Some lotteries offer prizes in the form of cash, while others award goods or services. Prizes can range from a few dollars to a home or automobile. In some cases, a prize may be awarded for a specific event, such as a sporting event or an anniversary. The odds of winning a lottery prize depend on the type of prize, as well as the number of people playing.
In the United States, lottery proceeds have supported a variety of public projects, including roads, schools, hospitals, and libraries. Many state governments have also used it to raise money for local and state law enforcement, fire departments, and other civic initiatives. In addition, a number of charitable organizations have received funds from lotteries. Historically, lottery proceeds have provided an alternative to more direct forms of taxation, such as property or income taxes.
The first recorded lotteries were organized in the 15th century. These were primarily public lotteries held by towns in the Low Countries to raise money for town fortifications or help the poor. However, records of private lotteries were also in use at this time.
Lottery is a complex game. It requires a high level of mathematical skill in order to make the best decisions. The best way to increase your chances of winning is to use a proven lottery strategy. You can learn about these strategies by reading books or seeking out a professional. In addition, you should avoid playing the lottery if you are an addict. The risk of addiction is high, and it can have serious consequences.
In the immediate post-World War II period, a number of states began offering lotteries in order to increase their spending on social safety nets and other programs without increasing their burden on middle and working class taxpayers. This arrangement was seen as a painless form of taxation that would enable states to expand their array of services.
While the odds of winning are very low, some people still play the lottery in hopes that they will win. Some of them believe that if they win, they will be able to improve their lives. However, it is important to remember that the lottery is not a cure-all for poverty and other problems. Moreover, it is not an appropriate replacement for other tax-supported programs.

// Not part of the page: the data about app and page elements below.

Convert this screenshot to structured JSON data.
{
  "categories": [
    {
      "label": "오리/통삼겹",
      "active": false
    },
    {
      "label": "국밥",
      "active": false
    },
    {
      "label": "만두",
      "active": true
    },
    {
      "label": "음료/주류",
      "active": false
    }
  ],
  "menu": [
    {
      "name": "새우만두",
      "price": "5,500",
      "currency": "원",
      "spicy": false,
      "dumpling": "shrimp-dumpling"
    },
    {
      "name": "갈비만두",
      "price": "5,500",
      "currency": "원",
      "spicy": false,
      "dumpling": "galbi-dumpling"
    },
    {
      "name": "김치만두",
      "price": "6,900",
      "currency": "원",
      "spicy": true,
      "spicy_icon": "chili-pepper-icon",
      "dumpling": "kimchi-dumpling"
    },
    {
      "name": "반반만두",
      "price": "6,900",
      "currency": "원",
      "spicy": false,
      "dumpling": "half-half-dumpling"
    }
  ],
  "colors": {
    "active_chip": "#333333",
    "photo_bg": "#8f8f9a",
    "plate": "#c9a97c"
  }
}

One way to improve your odds of winning the lottery is by choosing numbers that are not obvious. For example, many players choose their lottery numbers based on birthdays or other significant dates. While this might seem like a good idea, it can actually reduce your chances of winning the jackpot.